▸ Material for this exercise
::::
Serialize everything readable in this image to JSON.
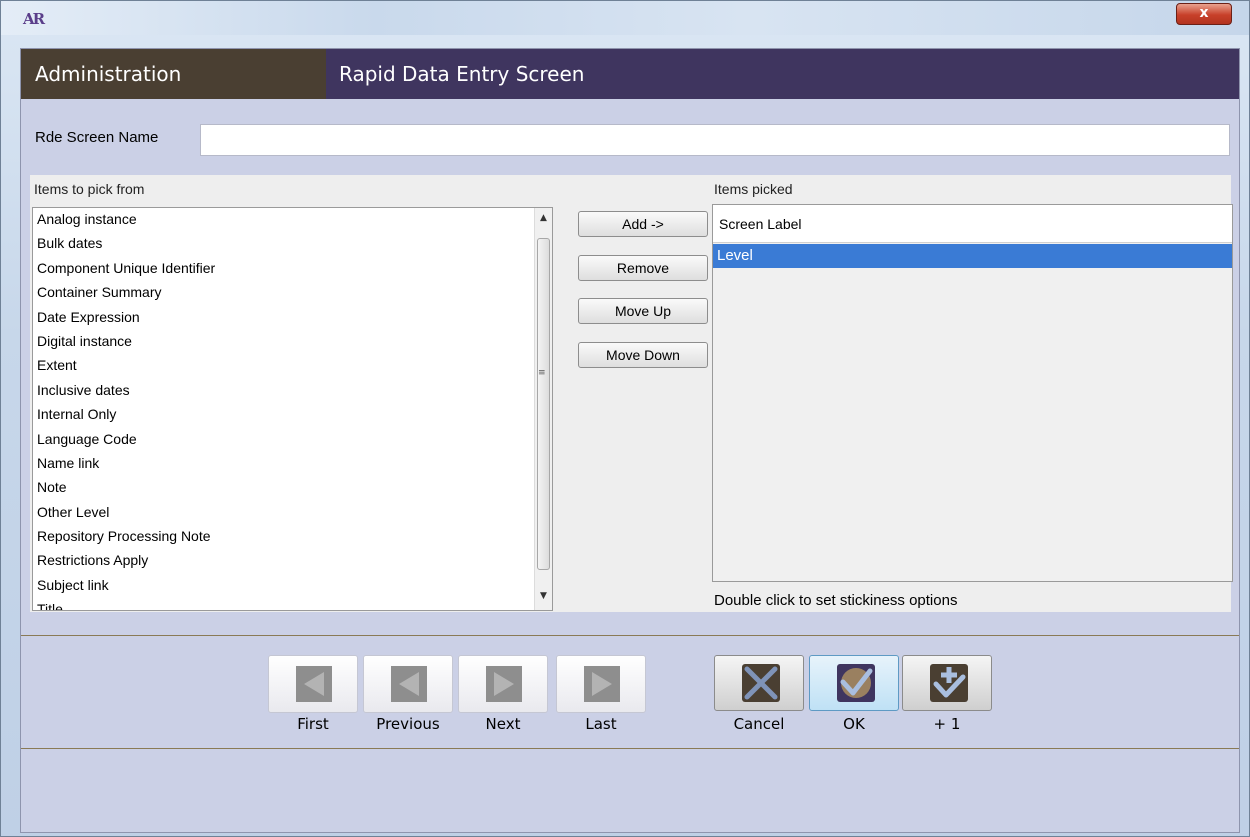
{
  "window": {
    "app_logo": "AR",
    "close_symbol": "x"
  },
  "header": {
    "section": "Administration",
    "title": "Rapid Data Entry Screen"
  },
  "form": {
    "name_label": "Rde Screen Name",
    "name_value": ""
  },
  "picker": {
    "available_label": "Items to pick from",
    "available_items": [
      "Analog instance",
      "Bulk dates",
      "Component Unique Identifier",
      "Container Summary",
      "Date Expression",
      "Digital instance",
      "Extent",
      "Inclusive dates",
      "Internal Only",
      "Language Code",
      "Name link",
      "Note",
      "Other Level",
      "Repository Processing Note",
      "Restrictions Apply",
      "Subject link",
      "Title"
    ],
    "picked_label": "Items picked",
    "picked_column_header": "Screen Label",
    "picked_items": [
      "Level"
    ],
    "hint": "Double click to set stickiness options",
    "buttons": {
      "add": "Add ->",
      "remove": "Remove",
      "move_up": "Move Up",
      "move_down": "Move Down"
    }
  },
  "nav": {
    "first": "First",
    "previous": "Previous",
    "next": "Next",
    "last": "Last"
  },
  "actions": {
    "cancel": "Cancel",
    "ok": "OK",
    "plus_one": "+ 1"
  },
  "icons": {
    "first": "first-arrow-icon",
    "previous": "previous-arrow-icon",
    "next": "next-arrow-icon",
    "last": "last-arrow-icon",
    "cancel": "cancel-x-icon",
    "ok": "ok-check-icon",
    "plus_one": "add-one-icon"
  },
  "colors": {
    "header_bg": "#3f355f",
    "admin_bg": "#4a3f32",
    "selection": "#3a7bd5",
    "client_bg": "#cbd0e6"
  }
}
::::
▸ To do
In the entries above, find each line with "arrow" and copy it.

▸ Answer to this problem
    "first": "first-arrow-icon",
    "previous": "previous-arrow-icon",
    "next": "next-arrow-icon",
    "last": "last-arrow-icon",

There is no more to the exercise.